The ZIP drive (known for its click-of-death) was one of the media formats that was supposed to succeed the 1.44 MB 3.5" floppy format. Ultimately, none of the next generation floppy formats caught on and they were replaced with first CD-R(W) and then USB flash disk media.
The ZIP drive is physically incompatible with standard floppies. A ZIP drive can't read/write standard floppy disks and vice-versa.
Zip drives initially supported only 100 MB disks, but later generation drives supported 250 MB and eventually 750 MB formats as well. However, the larger formats never attained the same level of popularity as the original 100 MB drives, mostly due to compatibility issues and damage to the brand image caused by the click of death.
Many variants of the Zip drive were produced (ATAPI, SCSI, parallel and USB).

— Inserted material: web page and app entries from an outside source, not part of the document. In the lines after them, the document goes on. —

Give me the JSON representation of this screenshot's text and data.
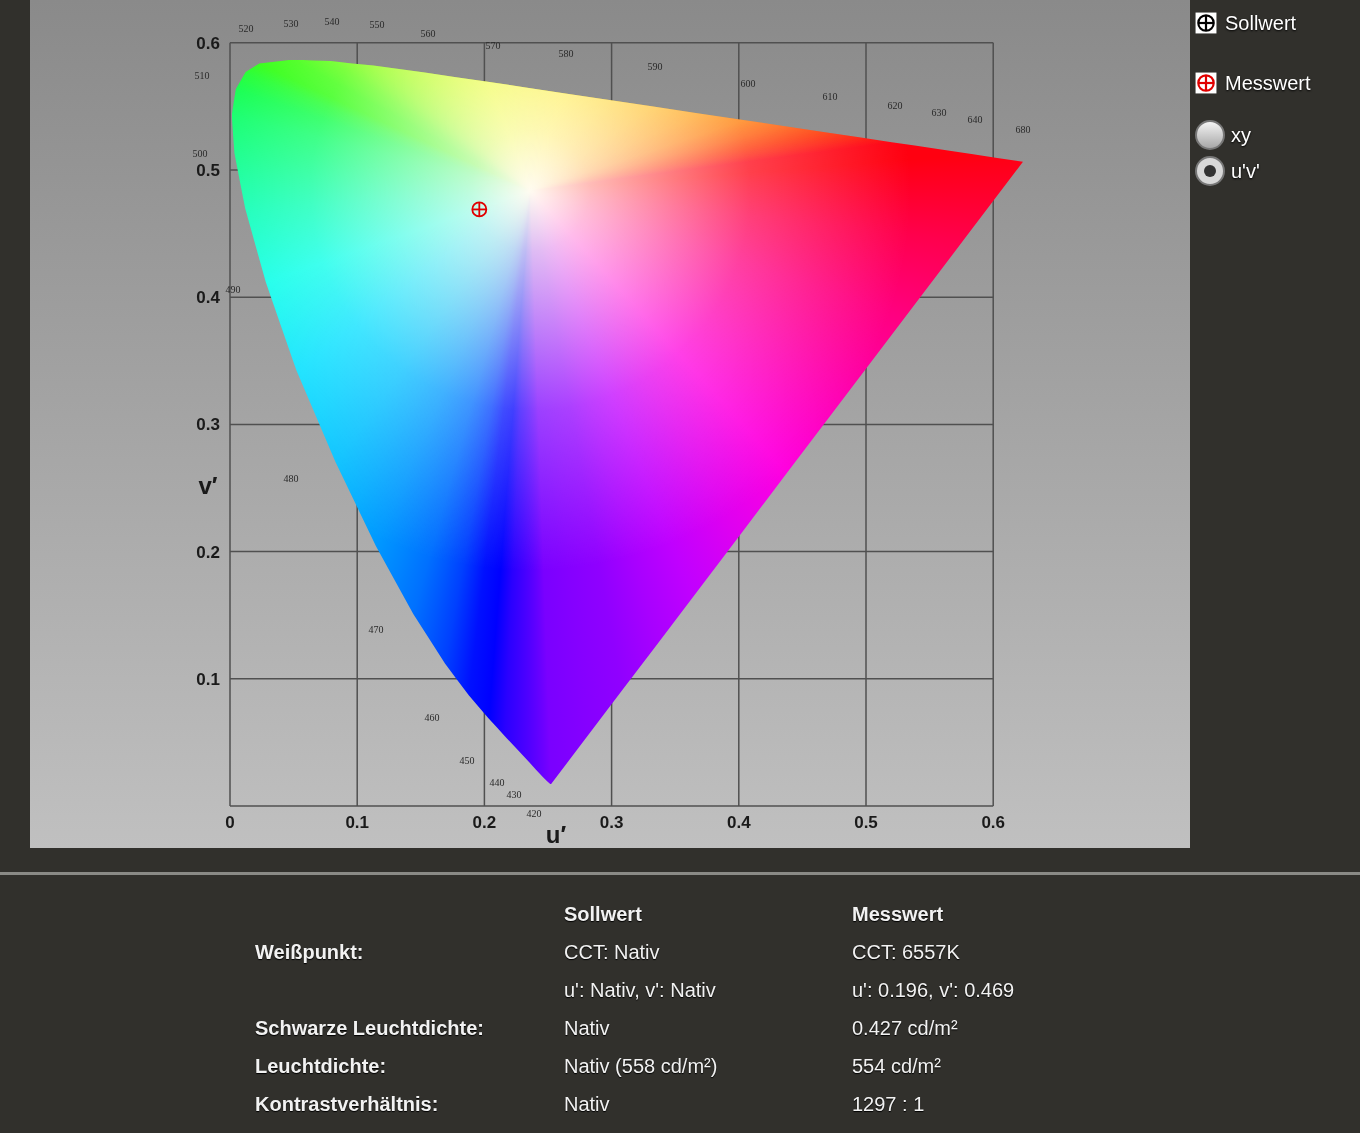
{
  "chart": {
    "chart_data": {
      "type": "scatter",
      "grid": true,
      "xlabel": "u′",
      "ylabel": "v′",
      "xlim": [
        0,
        0.6
      ],
      "ylim": [
        0,
        0.6
      ],
      "xticks": [
        0,
        0.1,
        0.2,
        0.3,
        0.4,
        0.5,
        0.6
      ],
      "yticks": [
        0.1,
        0.2,
        0.3,
        0.4,
        0.5,
        0.6
      ],
      "x": [
        0.196
      ],
      "series": [
        {
          "name": "Messwert",
          "color": "#e00000",
          "values": [
            0.469
          ]
        }
      ]
    },
    "wavelength_labels": [
      "520",
      "530",
      "540",
      "550",
      "560",
      "570",
      "580",
      "590",
      "600",
      "610",
      "620",
      "630",
      "640",
      "680",
      "510",
      "500",
      "490",
      "480",
      "470",
      "460",
      "450",
      "440",
      "430",
      "420"
    ]
  },
  "legend": {
    "markers": [
      {
        "label": "Sollwert",
        "color": "#000000"
      }
    ],
    "coordinate_modes": [
      {
        "label": "xy",
        "selected": false
      },
      {
        "label": "u'v'",
        "selected": true
      }
    ]
  },
  "results": {
    "target_header": "Sollwert",
    "measured_header": "Messwert",
    "rows": [
      {
        "label": "Weißpunkt:",
        "target": "CCT: Nativ",
        "measured": "CCT: 6557K"
      },
      {
        "target": "u': Nativ, v': Nativ",
        "measured": "u': 0.196, v': 0.469"
      },
      {
        "label": "Schwarze Leuchtdichte:",
        "target": "Nativ",
        "measured": "0.427 cd/m²"
      },
      {
        "label": "Leuchtdichte:",
        "target": "Nativ (558 cd/m²)",
        "measured": "554 cd/m²"
      },
      {
        "label": "Kontrastverhältnis:",
        "target": "Nativ",
        "measured": "1297 : 1"
      }
    ]
  }
}
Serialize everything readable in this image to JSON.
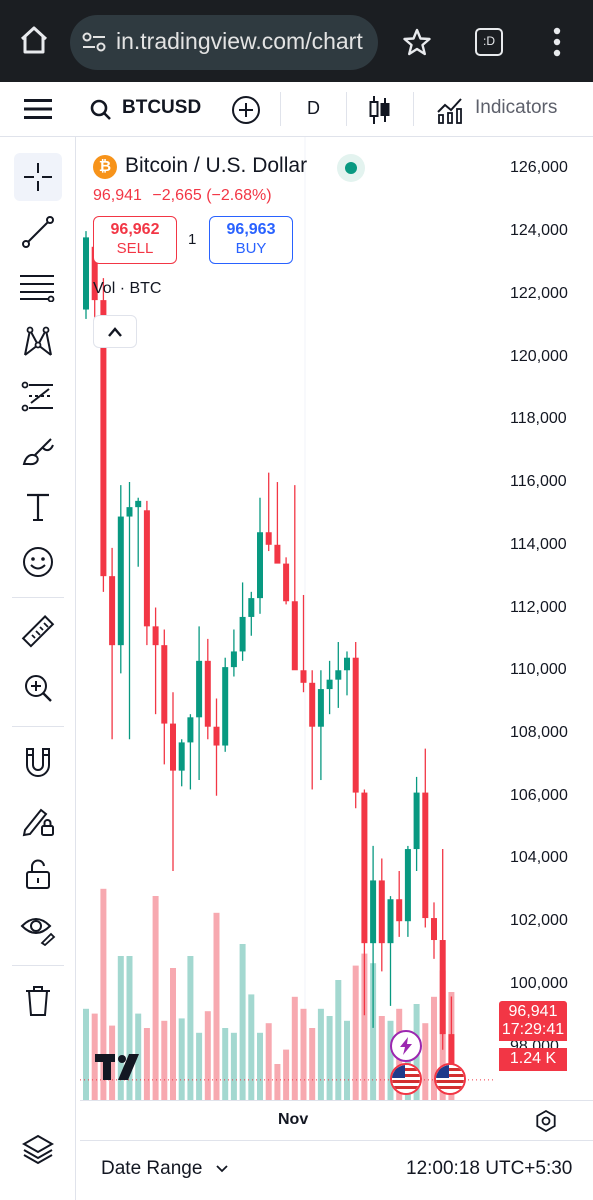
{
  "browser": {
    "url": "in.tradingview.com/chart",
    "tab_switcher_label": ":D"
  },
  "toolbar": {
    "symbol": "BTCUSD",
    "interval": "D",
    "indicators_label": "Indicators"
  },
  "legend": {
    "title": "Bitcoin / U.S. Dollar",
    "last": "96,941",
    "change": "−2,665 (−2.68%)",
    "sell_price": "96,962",
    "sell_label": "SELL",
    "buy_price": "96,963",
    "buy_label": "BUY",
    "quantity": "1",
    "volume_label": "Vol · BTC",
    "market_status_color": "#089981"
  },
  "price_scale": {
    "ticks": [
      "126,000",
      "124,000",
      "122,000",
      "120,000",
      "118,000",
      "116,000",
      "114,000",
      "112,000",
      "110,000",
      "108,000",
      "106,000",
      "104,000",
      "102,000",
      "100,000",
      "98,000"
    ],
    "last_price_label": "96,941",
    "countdown_label": "17:29:41",
    "volume_label": "1.24 K"
  },
  "time_scale": {
    "labels": [
      "Nov"
    ]
  },
  "bottom_bar": {
    "date_range_label": "Date Range",
    "clock": "12:00:18 UTC+5:30"
  },
  "colors": {
    "up": "#089981",
    "down": "#f23645",
    "up_volume": "#a3d8d0",
    "down_volume": "#f7a9b0",
    "browser_bar": "#1b1e22"
  },
  "icons": {
    "home": "home-icon",
    "site_settings": "site-settings-icon",
    "bookmark": "star-icon",
    "menu": "more-vertical-icon"
  },
  "chart_data": {
    "type": "candlestick",
    "ylim": [
      96300,
      127000
    ],
    "series": [
      {
        "name": "BTCUSD",
        "candles": [
          {
            "o": 121500,
            "h": 124000,
            "l": 121200,
            "c": 123800
          },
          {
            "o": 123500,
            "h": 123700,
            "l": 121000,
            "c": 121800
          },
          {
            "o": 121800,
            "h": 122500,
            "l": 112500,
            "c": 113000
          },
          {
            "o": 113000,
            "h": 113900,
            "l": 107800,
            "c": 110800
          },
          {
            "o": 110800,
            "h": 115900,
            "l": 109900,
            "c": 114900
          },
          {
            "o": 114900,
            "h": 116000,
            "l": 107800,
            "c": 115200
          },
          {
            "o": 115200,
            "h": 115500,
            "l": 113300,
            "c": 115400
          },
          {
            "o": 115100,
            "h": 115400,
            "l": 110800,
            "c": 111400
          },
          {
            "o": 111400,
            "h": 112000,
            "l": 108600,
            "c": 110800
          },
          {
            "o": 110800,
            "h": 111300,
            "l": 107000,
            "c": 108300
          },
          {
            "o": 108300,
            "h": 109300,
            "l": 103600,
            "c": 106800
          },
          {
            "o": 106800,
            "h": 107800,
            "l": 106300,
            "c": 107700
          },
          {
            "o": 107700,
            "h": 108600,
            "l": 106200,
            "c": 108500
          },
          {
            "o": 108500,
            "h": 111400,
            "l": 106500,
            "c": 110300
          },
          {
            "o": 110300,
            "h": 111000,
            "l": 107800,
            "c": 108200
          },
          {
            "o": 108200,
            "h": 109100,
            "l": 106000,
            "c": 107600
          },
          {
            "o": 107600,
            "h": 110400,
            "l": 107400,
            "c": 110100
          },
          {
            "o": 110100,
            "h": 111300,
            "l": 109800,
            "c": 110600
          },
          {
            "o": 110600,
            "h": 112800,
            "l": 110300,
            "c": 111700
          },
          {
            "o": 111700,
            "h": 112500,
            "l": 111100,
            "c": 112300
          },
          {
            "o": 112300,
            "h": 115500,
            "l": 111800,
            "c": 114400
          },
          {
            "o": 114400,
            "h": 116300,
            "l": 113800,
            "c": 114000
          },
          {
            "o": 114000,
            "h": 116000,
            "l": 113600,
            "c": 113400
          },
          {
            "o": 113400,
            "h": 113600,
            "l": 112100,
            "c": 112200
          },
          {
            "o": 112200,
            "h": 115900,
            "l": 110200,
            "c": 110000
          },
          {
            "o": 110000,
            "h": 112400,
            "l": 109300,
            "c": 109600
          },
          {
            "o": 109600,
            "h": 110000,
            "l": 106200,
            "c": 108200
          },
          {
            "o": 108200,
            "h": 110000,
            "l": 106500,
            "c": 109400
          },
          {
            "o": 109400,
            "h": 110300,
            "l": 108600,
            "c": 109700
          },
          {
            "o": 109700,
            "h": 110900,
            "l": 108800,
            "c": 110000
          },
          {
            "o": 110000,
            "h": 110600,
            "l": 109200,
            "c": 110400
          },
          {
            "o": 110400,
            "h": 110900,
            "l": 105600,
            "c": 106100
          },
          {
            "o": 106100,
            "h": 106200,
            "l": 99000,
            "c": 101300
          },
          {
            "o": 101300,
            "h": 104400,
            "l": 98600,
            "c": 103300
          },
          {
            "o": 103300,
            "h": 104000,
            "l": 100400,
            "c": 101300
          },
          {
            "o": 101300,
            "h": 102800,
            "l": 99300,
            "c": 102700
          },
          {
            "o": 102700,
            "h": 103600,
            "l": 101500,
            "c": 102000
          },
          {
            "o": 102000,
            "h": 104400,
            "l": 101500,
            "c": 104300
          },
          {
            "o": 104300,
            "h": 106600,
            "l": 103600,
            "c": 106100
          },
          {
            "o": 106100,
            "h": 107500,
            "l": 101800,
            "c": 102100
          },
          {
            "o": 102100,
            "h": 102600,
            "l": 100800,
            "c": 101400
          },
          {
            "o": 101400,
            "h": 104300,
            "l": 97900,
            "c": 98400
          },
          {
            "o": 98400,
            "h": 99600,
            "l": 97400,
            "c": 96941
          }
        ]
      },
      {
        "name": "Vol · BTC",
        "values": [
          0.38,
          0.36,
          0.88,
          0.31,
          0.6,
          0.6,
          0.36,
          0.3,
          0.85,
          0.33,
          0.55,
          0.34,
          0.6,
          0.28,
          0.37,
          0.78,
          0.3,
          0.28,
          0.65,
          0.44,
          0.28,
          0.32,
          0.15,
          0.21,
          0.43,
          0.38,
          0.3,
          0.38,
          0.35,
          0.5,
          0.33,
          0.56,
          0.61,
          0.57,
          0.35,
          0.33,
          0.38,
          0.26,
          0.4,
          0.32,
          0.43,
          0.54,
          0.45
        ]
      }
    ]
  }
}
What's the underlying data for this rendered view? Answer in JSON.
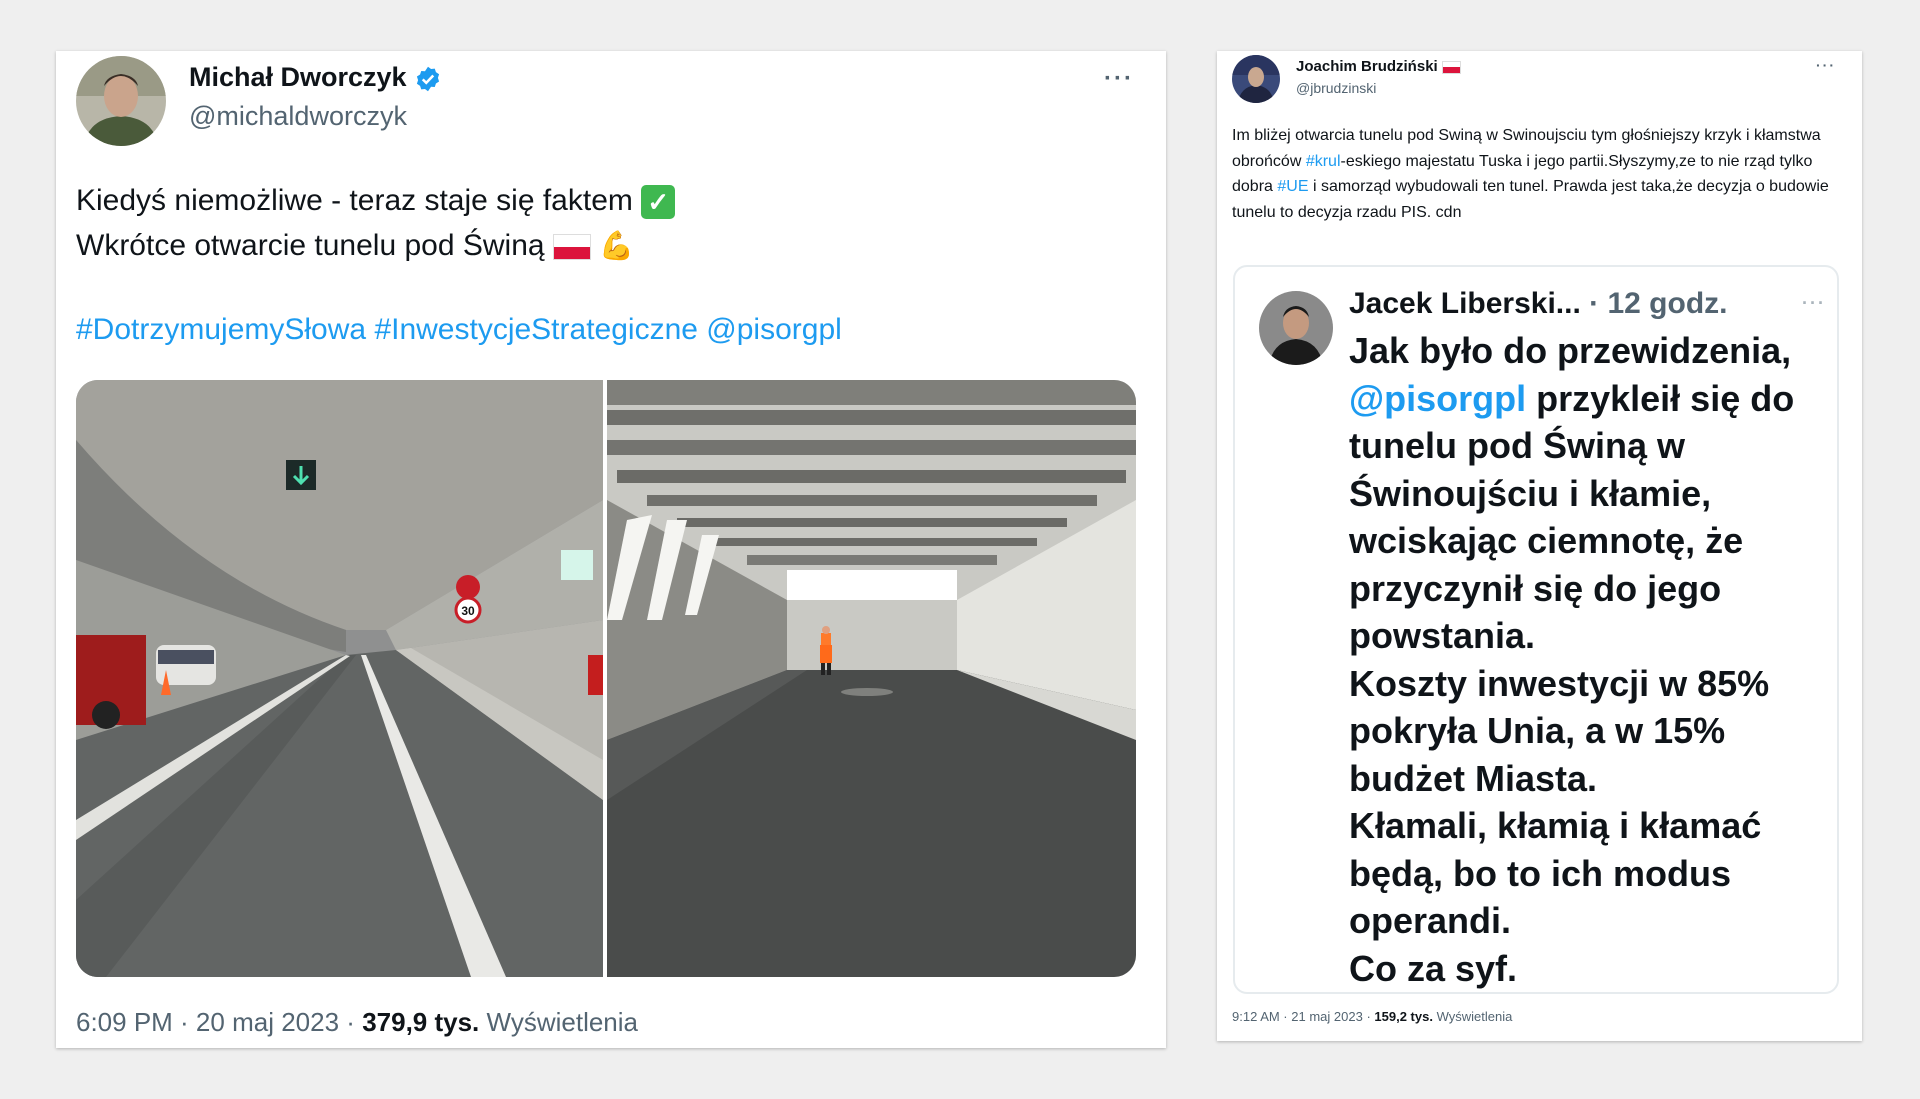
{
  "tweet1": {
    "author_name": "Michał Dworczyk",
    "author_handle": "@michaldworczyk",
    "line1": "Kiedyś niemożliwe - teraz staje się faktem",
    "line2": "Wkrótce otwarcie tunelu pod Świną",
    "check_emoji": "✓",
    "flex_emoji": "💪",
    "tags": [
      "#DotrzymujemySłowa",
      "#InwestycjeStrategiczne",
      "@pisorgpl"
    ],
    "time": "6:09 PM · 20 maj 2023",
    "dot": "·",
    "views_count": "379,9 tys.",
    "views_label": "Wyświetlenia",
    "more": "···",
    "sign_speed": "30"
  },
  "tweet2": {
    "author_name": "Joachim Brudziński",
    "author_handle": "@jbrudzinski",
    "text": {
      "p1": "Im bliżej otwarcia tunelu pod Swiną w Swinoujsciu tym głośniejszy krzyk i kłamstwa obrońców ",
      "tag1": "#krul",
      "p2": "-eskiego majestatu Tuska i jego partii.Słyszymy,ze to nie rząd tylko dobra ",
      "tag2": "#UE",
      "p3": " i samorząd wybudowali ten tunel. Prawda jest taka,że decyzja o budowie tunelu to decyzja rzadu PIS. cdn"
    },
    "time": "9:12 AM · 21 maj 2023",
    "dot": "·",
    "views_count": "159,2 tys.",
    "views_label": "Wyświetlenia",
    "more": "···"
  },
  "quoted": {
    "author_name": "Jacek Liberski...",
    "time": "· 12 godz.",
    "more": "···",
    "line1": "Jak było do przewidzenia,",
    "mention": "@pisorgpl",
    "line2_rest": " przykleił się do",
    "line3": "tunelu pod Świną w",
    "line4": "Świnoujściu i kłamie,",
    "line5": "wciskając ciemnotę, że",
    "line6": "przyczynił się do jego",
    "line7": "powstania.",
    "line8": "Koszty inwestycji w 85%",
    "line9": "pokryła Unia, a w 15%",
    "line10": "budżet Miasta.",
    "line11": "Kłamali, kłamią i kłamać",
    "line12": "będą, bo to ich modus",
    "line13": "operandi.",
    "line14": "Co za syf."
  },
  "colors": {
    "link": "#1d9bf0",
    "verified": "#1d9bf0",
    "check_green": "#3fb850",
    "flag_red": "#dc143c"
  }
}
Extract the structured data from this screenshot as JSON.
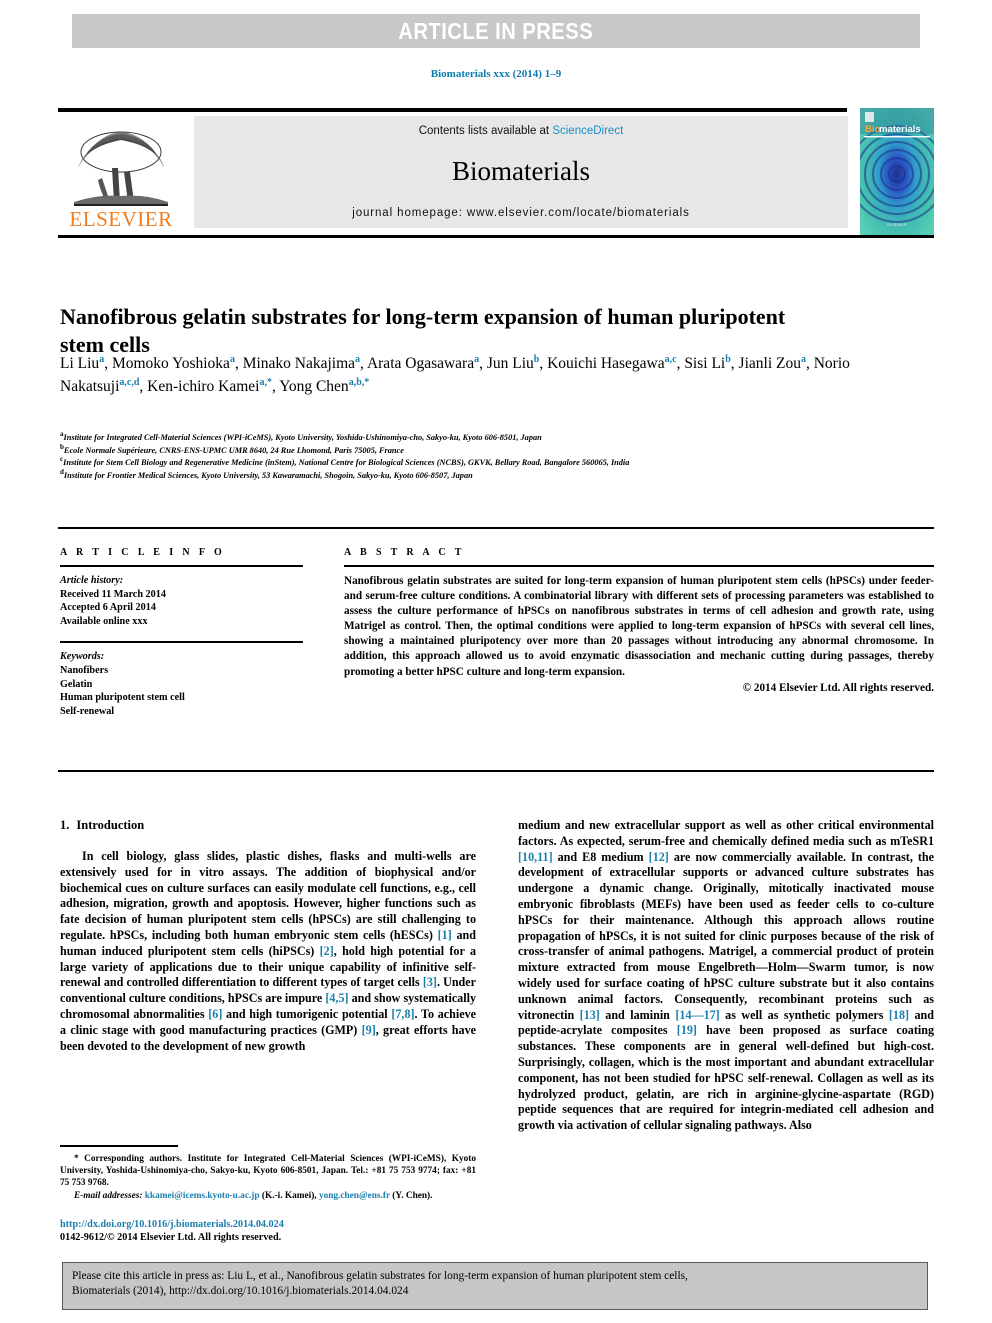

Like many other floppy and superfloppy drives, the later drives sometimes lost compatibility with earlier formats (notably 750 MB drives being unable to read/write 100 MB media).